Part of the city's high-tech Aspire Zone, this 300m-high (984ft) tower designed to resemble a vast torch is the currently the tallest hotel in Qatar. Not originally built as a hotel, it offers excellent levels of in-room comfort and some genuinely impressive facilities nonetheless. Expect to rub shoulder with the likes of footballers on warm-weather trips and the Venice-themed Villaggio Mall is close by.

Warwick, Doha

This hotel is well located for accessing the sights of Downtown Doha, and has 164 classic Arabic designed rooms and suites, meeting rooms, a rooftop swimming pool and a 335 square metre spa which includes steam and fitness rooms. Their Wednesday BBQ nights and dining at L'auberge are particularly popular. Moon Deck, their Rooftop Grill, is a pleasant place to sit and enjoy the city views.

Sheraton Doha Resort & Convention Hotel

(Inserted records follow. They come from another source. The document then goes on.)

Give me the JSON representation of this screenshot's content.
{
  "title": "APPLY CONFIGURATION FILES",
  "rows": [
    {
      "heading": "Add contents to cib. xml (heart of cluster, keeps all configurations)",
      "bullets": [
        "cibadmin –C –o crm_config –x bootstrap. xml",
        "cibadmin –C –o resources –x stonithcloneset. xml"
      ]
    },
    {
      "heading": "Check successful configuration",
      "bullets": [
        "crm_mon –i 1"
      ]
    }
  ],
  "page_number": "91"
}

The self-styled 'Pyramid of the Gulf' boasts 353 rooms a large pool and a waterfront setting in the West Bay area of Doha. It opened way back in 1979 so has long been a Corniche landmark but in recent years has had a large-scale refurbishment and offer spacious rooms. The conference and incentive facilities are amongst the most impressive in Qatar.

Marsa Malaz Kempinski

A blend of Arabic and European architecture makes for an inviting stay at this chic hotel on The Pearl. It's so vast, guests could spend their whole holiday navigating its numerous restaurants and bars, luxury Clarins spa and beach. Guests will find all the frills in the way of butler and limousine services, if that's what they're looking for. It's also home to some eye-wateringly expensive suites.

W Doha

Those who are familiar with the W brand will know what to expect here – a little bit of Manhattan in the heart of the Middle East. It's well located and could just as feasibly be used by business travellers as well as trend-conscious urban socialites. The décor is sleek and modern and there are some quality dining and nightlife options.

Four Seasons Hotel Doha

The Four Seasons is a solid choice for a fly-and-flop few days, with a gently curving private beach and one of the best spas in Doha – across three storeys, no less. The pool areas are beautifully landscaped and there's a choice of seven restaurants and lounges. It's an upscale hotel with high-class service, opulent marble interiors and a surprisingly relaxed feel. Those with children are well catered for with a kids' club and family activities.